> [Extracted records]
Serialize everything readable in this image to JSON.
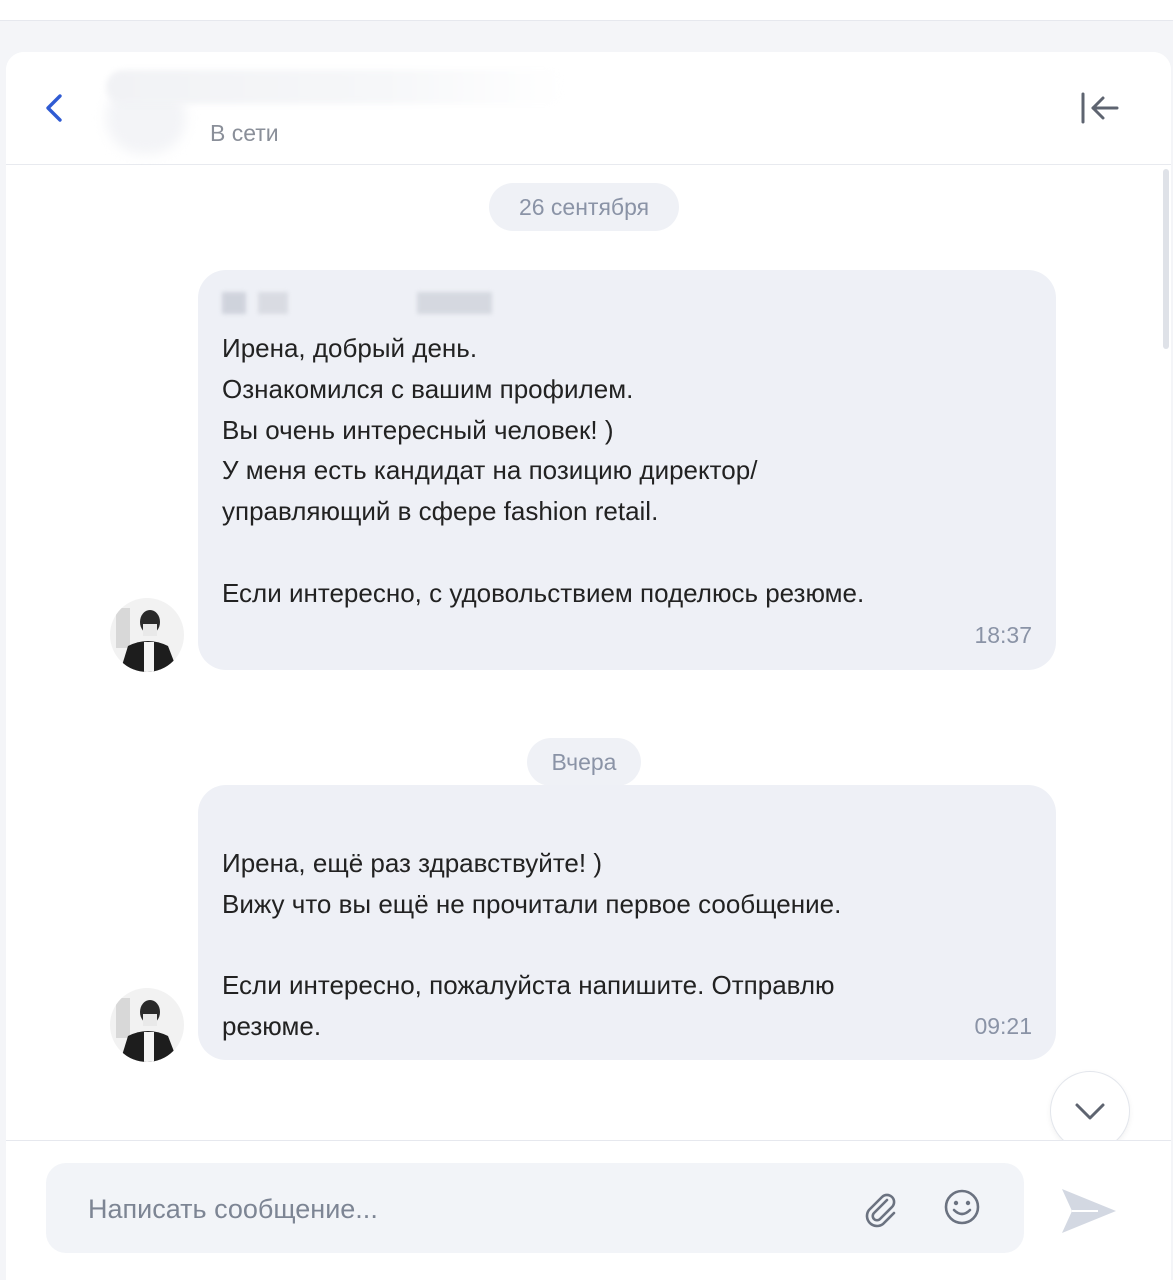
{
  "header": {
    "status": "В сети"
  },
  "dates": {
    "first": "26 сентября",
    "second": "Вчера"
  },
  "messages": [
    {
      "text": "Ирена, добрый день.\nОзнакомился с вашим профилем.\nВы очень интересный человек! )\nУ меня есть кандидат на позицию директор/\nуправляющий в сфере fashion retail.\n\nЕсли интересно, с удовольствием поделюсь резюме.",
      "time": "18:37"
    },
    {
      "text": "Ирена, ещё раз здравствуйте! )\nВижу что вы ещё не прочитали первое сообщение.\n\nЕсли интересно, пожалуйста напишите. Отправлю\nрезюме.",
      "time": "09:21"
    }
  ],
  "composer": {
    "placeholder": "Написать сообщение..."
  },
  "icons": {
    "back": "chevron-left-icon",
    "collapse": "collapse-panel-icon",
    "scroll": "chevron-down-icon",
    "attach": "paperclip-icon",
    "emoji": "smiley-icon",
    "send": "send-icon"
  },
  "colors": {
    "accent": "#2f5bd3",
    "bubble": "#eef0f6",
    "muted": "#8a93a6"
  }
}
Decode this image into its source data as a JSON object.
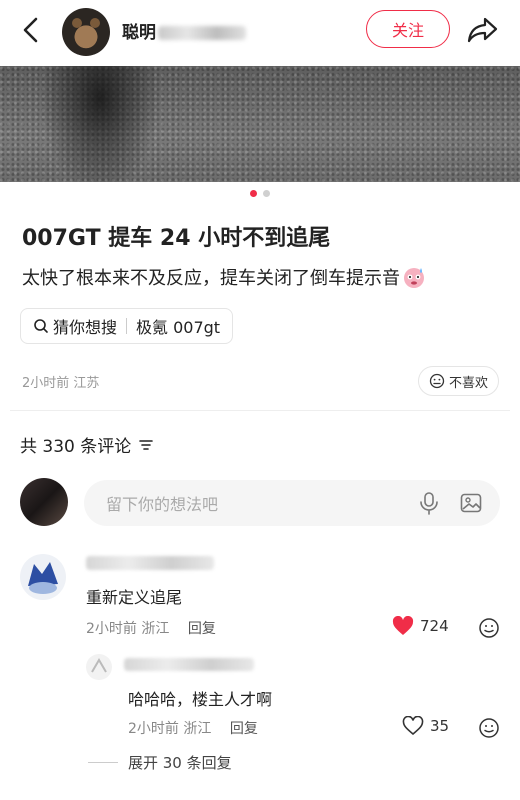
{
  "header": {
    "author_name": "聪明",
    "follow_label": "关注"
  },
  "post": {
    "title": "007GT 提车 24 小时不到追尾",
    "description": "太快了根本来不及反应，提车关闭了倒车提示音",
    "search_prefix": "猜你想搜",
    "search_query": "极氪 007gt",
    "time": "2小时前",
    "location": "江苏",
    "dislike_label": "不喜欢"
  },
  "comments": {
    "count_label": "共 330 条评论",
    "input_placeholder": "留下你的想法吧",
    "items": [
      {
        "text": "重新定义追尾",
        "time": "2小时前",
        "location": "浙江",
        "reply_label": "回复",
        "likes": "724",
        "liked": true,
        "reply": {
          "text": "哈哈哈，楼主人才啊",
          "time": "2小时前",
          "location": "浙江",
          "reply_label": "回复",
          "likes": "35"
        },
        "expand_label": "展开 30 条回复"
      }
    ]
  },
  "colors": {
    "accent": "#f02d48",
    "meta_text": "#999999"
  },
  "carousel": {
    "total": 2,
    "current": 1
  }
}
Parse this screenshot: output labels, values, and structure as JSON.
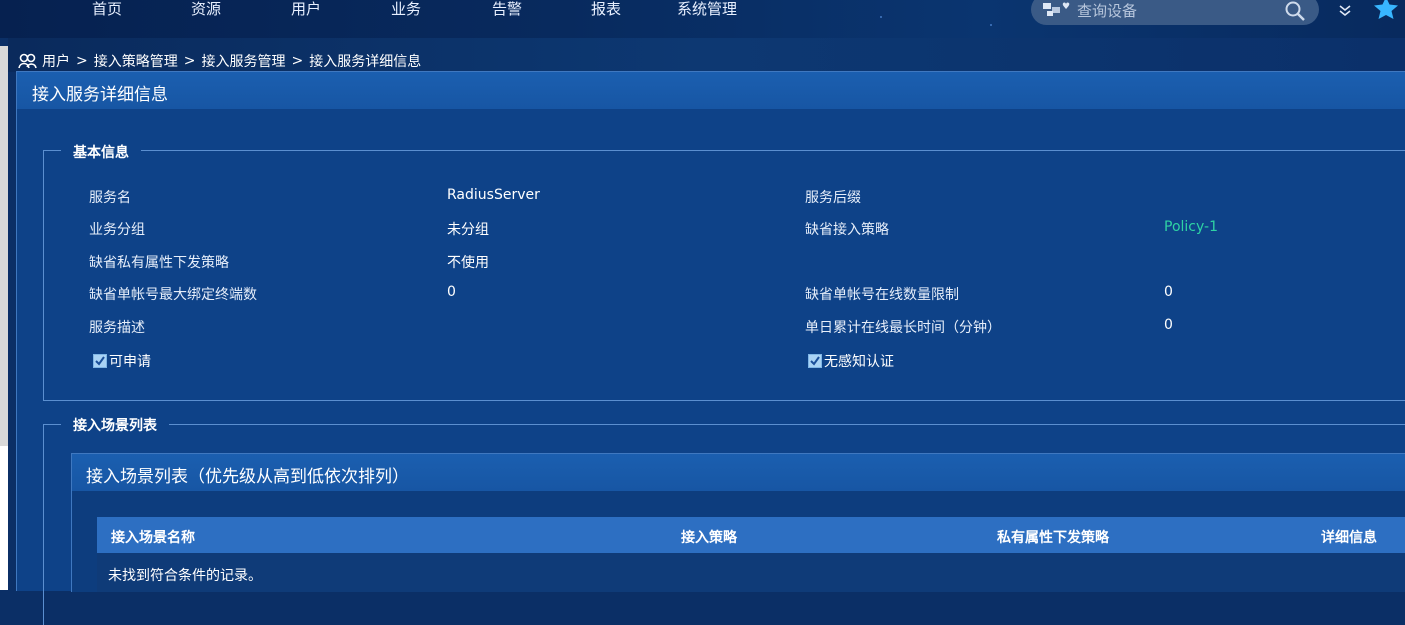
{
  "nav": {
    "items": [
      "首页",
      "资源",
      "用户",
      "业务",
      "告警",
      "报表",
      "系统管理"
    ],
    "search": {
      "placeholder": "查询设备"
    }
  },
  "breadcrumb": [
    "用户",
    "接入策略管理",
    "接入服务管理",
    "接入服务详细信息"
  ],
  "breadcrumb_sep": ">",
  "panel": {
    "title": "接入服务详细信息",
    "basic": {
      "legend": "基本信息",
      "rows": [
        {
          "label": "服务名",
          "value": "RadiusServer",
          "label2": "服务后缀",
          "value2": ""
        },
        {
          "label": "业务分组",
          "value": "未分组",
          "label2": "缺省接入策略",
          "value2": "Policy-1"
        },
        {
          "label": "缺省私有属性下发策略",
          "value": "不使用",
          "label2": "",
          "value2": ""
        },
        {
          "label": "缺省单帐号最大绑定终端数",
          "value": "0",
          "label2": "缺省单帐号在线数量限制",
          "value2": "0"
        },
        {
          "label": "服务描述",
          "value": "",
          "label2": "单日累计在线最长时间（分钟）",
          "value2": "0"
        }
      ],
      "checkboxes": [
        {
          "label": "可申请",
          "checked": true
        },
        {
          "label": "无感知认证",
          "checked": true
        }
      ]
    },
    "scenes": {
      "legend": "接入场景列表",
      "table_title": "接入场景列表（优先级从高到低依次排列）",
      "columns": [
        "接入场景名称",
        "接入策略",
        "私有属性下发策略",
        "详细信息"
      ],
      "rows": [],
      "empty_message": "未找到符合条件的记录。"
    }
  },
  "colors": {
    "link": "#2fd3a4",
    "header_bar": "#1b5fb0",
    "table_head": "#2d6fc2"
  }
}
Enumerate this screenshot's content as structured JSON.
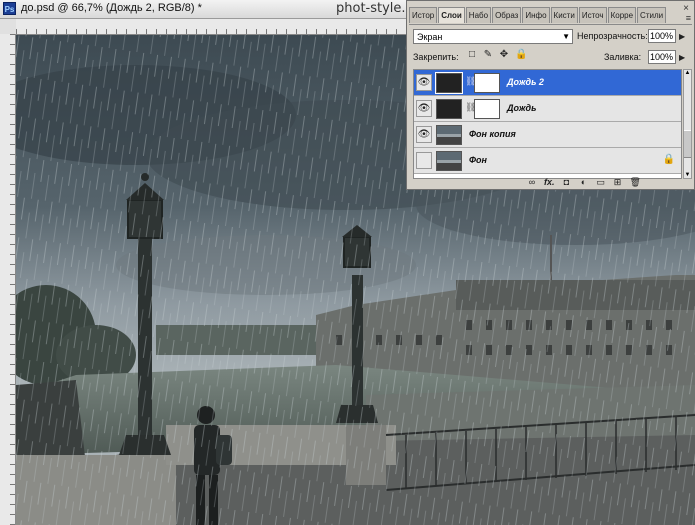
{
  "document": {
    "title": "до.psd @ 66,7% (Дождь 2, RGB/8) *",
    "app_icon": "Ps"
  },
  "watermark": "phot-style.ru",
  "layers_panel": {
    "tabs": [
      "Истор",
      "Слои",
      "Набо",
      "Образ",
      "Инфо",
      "Кисти",
      "Источ",
      "Корре",
      "Стили"
    ],
    "active_tab": "Слои",
    "close_glyph": "×",
    "menu_glyph": "≡",
    "blend_mode": "Экран",
    "opacity_label": "Непрозрачность:",
    "opacity_value": "100%",
    "lock_label": "Закрепить:",
    "fill_label": "Заливка:",
    "fill_value": "100%",
    "layers": [
      {
        "name": "Дождь 2",
        "visible": true,
        "selected": true,
        "has_mask": true,
        "thumb": "dark"
      },
      {
        "name": "Дождь",
        "visible": true,
        "selected": false,
        "has_mask": true,
        "thumb": "dark"
      },
      {
        "name": "Фон копия",
        "visible": true,
        "selected": false,
        "has_mask": false,
        "thumb": "photo"
      },
      {
        "name": "Фон",
        "visible": false,
        "selected": false,
        "has_mask": false,
        "thumb": "photo",
        "locked": true
      }
    ],
    "bottom_icons": [
      "link-icon",
      "fx-icon",
      "mask-icon",
      "adjustment-icon",
      "group-icon",
      "new-layer-icon",
      "trash-icon"
    ],
    "bottom_labels": {
      "link": "∞",
      "fx": "fx.",
      "mask": "◘",
      "adjust": "◐",
      "group": "▭",
      "new": "⊞",
      "trash": "🗑"
    }
  }
}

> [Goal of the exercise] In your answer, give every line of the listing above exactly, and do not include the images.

> [Output]
Serialize everything readable in this image to JSON.
{
  "header": {
    "status": "В сети"
  },
  "dates": {
    "first": "26 сентября",
    "second": "Вчера"
  },
  "messages": [
    {
      "text": "Ирена, добрый день.\nОзнакомился с вашим профилем.\nВы очень интересный человек! )\nУ меня есть кандидат на позицию директор/\nуправляющий в сфере fashion retail.\n\nЕсли интересно, с удовольствием поделюсь резюме.",
      "time": "18:37"
    },
    {
      "text": "Ирена, ещё раз здравствуйте! )\nВижу что вы ещё не прочитали первое сообщение.\n\nЕсли интересно, пожалуйста напишите. Отправлю\nрезюме.",
      "time": "09:21"
    }
  ],
  "composer": {
    "placeholder": "Написать сообщение..."
  },
  "icons": {
    "back": "chevron-left-icon",
    "collapse": "collapse-panel-icon",
    "scroll": "chevron-down-icon",
    "attach": "paperclip-icon",
    "emoji": "smiley-icon",
    "send": "send-icon"
  },
  "colors": {
    "accent": "#2f5bd3",
    "bubble": "#eef0f6",
    "muted": "#8a93a6"
  }
}
Decode this image into its source data as a JSON object.
{
  "header": {
    "author_name": "聪明",
    "follow_label": "关注"
  },
  "post": {
    "title": "007GT 提车 24 小时不到追尾",
    "description": "太快了根本来不及反应，提车关闭了倒车提示音",
    "search_prefix": "猜你想搜",
    "search_query": "极氪 007gt",
    "time": "2小时前",
    "location": "江苏",
    "dislike_label": "不喜欢"
  },
  "comments": {
    "count_label": "共 330 条评论",
    "input_placeholder": "留下你的想法吧",
    "items": [
      {
        "text": "重新定义追尾",
        "time": "2小时前",
        "location": "浙江",
        "reply_label": "回复",
        "likes": "724",
        "liked": true,
        "reply": {
          "text": "哈哈哈，楼主人才啊",
          "time": "2小时前",
          "location": "浙江",
          "reply_label": "回复",
          "likes": "35"
        },
        "expand_label": "展开 30 条回复"
      }
    ]
  },
  "colors": {
    "accent": "#f02d48",
    "meta_text": "#999999"
  },
  "carousel": {
    "total": 2,
    "current": 1
  }
}
Parse this screenshot: output labels, values, and structure as JSON.
{
  "nav": {
    "items": [
      "首页",
      "资源",
      "用户",
      "业务",
      "告警",
      "报表",
      "系统管理"
    ],
    "search": {
      "placeholder": "查询设备"
    }
  },
  "breadcrumb": [
    "用户",
    "接入策略管理",
    "接入服务管理",
    "接入服务详细信息"
  ],
  "breadcrumb_sep": ">",
  "panel": {
    "title": "接入服务详细信息",
    "basic": {
      "legend": "基本信息",
      "rows": [
        {
          "label": "服务名",
          "value": "RadiusServer",
          "label2": "服务后缀",
          "value2": ""
        },
        {
          "label": "业务分组",
          "value": "未分组",
          "label2": "缺省接入策略",
          "value2": "Policy-1"
        },
        {
          "label": "缺省私有属性下发策略",
          "value": "不使用",
          "label2": "",
          "value2": ""
        },
        {
          "label": "缺省单帐号最大绑定终端数",
          "value": "0",
          "label2": "缺省单帐号在线数量限制",
          "value2": "0"
        },
        {
          "label": "服务描述",
          "value": "",
          "label2": "单日累计在线最长时间（分钟）",
          "value2": "0"
        }
      ],
      "checkboxes": [
        {
          "label": "可申请",
          "checked": true
        },
        {
          "label": "无感知认证",
          "checked": true
        }
      ]
    },
    "scenes": {
      "legend": "接入场景列表",
      "table_title": "接入场景列表（优先级从高到低依次排列）",
      "columns": [
        "接入场景名称",
        "接入策略",
        "私有属性下发策略",
        "详细信息"
      ],
      "rows": [],
      "empty_message": "未找到符合条件的记录。"
    }
  },
  "colors": {
    "link": "#2fd3a4",
    "header_bar": "#1b5fb0",
    "table_head": "#2d6fc2"
  }
}
Enumerate this screenshot's content as structured JSON.
{
  "document": {
    "title": "до.psd @ 66,7% (Дождь 2, RGB/8) *",
    "app_icon": "Ps"
  },
  "watermark": "phot-style.ru",
  "layers_panel": {
    "tabs": [
      "Истор",
      "Слои",
      "Набо",
      "Образ",
      "Инфо",
      "Кисти",
      "Источ",
      "Корре",
      "Стили"
    ],
    "active_tab": "Слои",
    "close_glyph": "×",
    "menu_glyph": "≡",
    "blend_mode": "Экран",
    "opacity_label": "Непрозрачность:",
    "opacity_value": "100%",
    "lock_label": "Закрепить:",
    "fill_label": "Заливка:",
    "fill_value": "100%",
    "layers": [
      {
        "name": "Дождь 2",
        "visible": true,
        "selected": true,
        "has_mask": true,
        "thumb": "dark"
      },
      {
        "name": "Дождь",
        "visible": true,
        "selected": false,
        "has_mask": true,
        "thumb": "dark"
      },
      {
        "name": "Фон копия",
        "visible": true,
        "selected": false,
        "has_mask": false,
        "thumb": "photo"
      },
      {
        "name": "Фон",
        "visible": false,
        "selected": false,
        "has_mask": false,
        "thumb": "photo",
        "locked": true
      }
    ],
    "bottom_icons": [
      "link-icon",
      "fx-icon",
      "mask-icon",
      "adjustment-icon",
      "group-icon",
      "new-layer-icon",
      "trash-icon"
    ],
    "bottom_labels": {
      "link": "∞",
      "fx": "fx.",
      "mask": "◘",
      "adjust": "◐",
      "group": "▭",
      "new": "⊞",
      "trash": "🗑"
    }
  }
}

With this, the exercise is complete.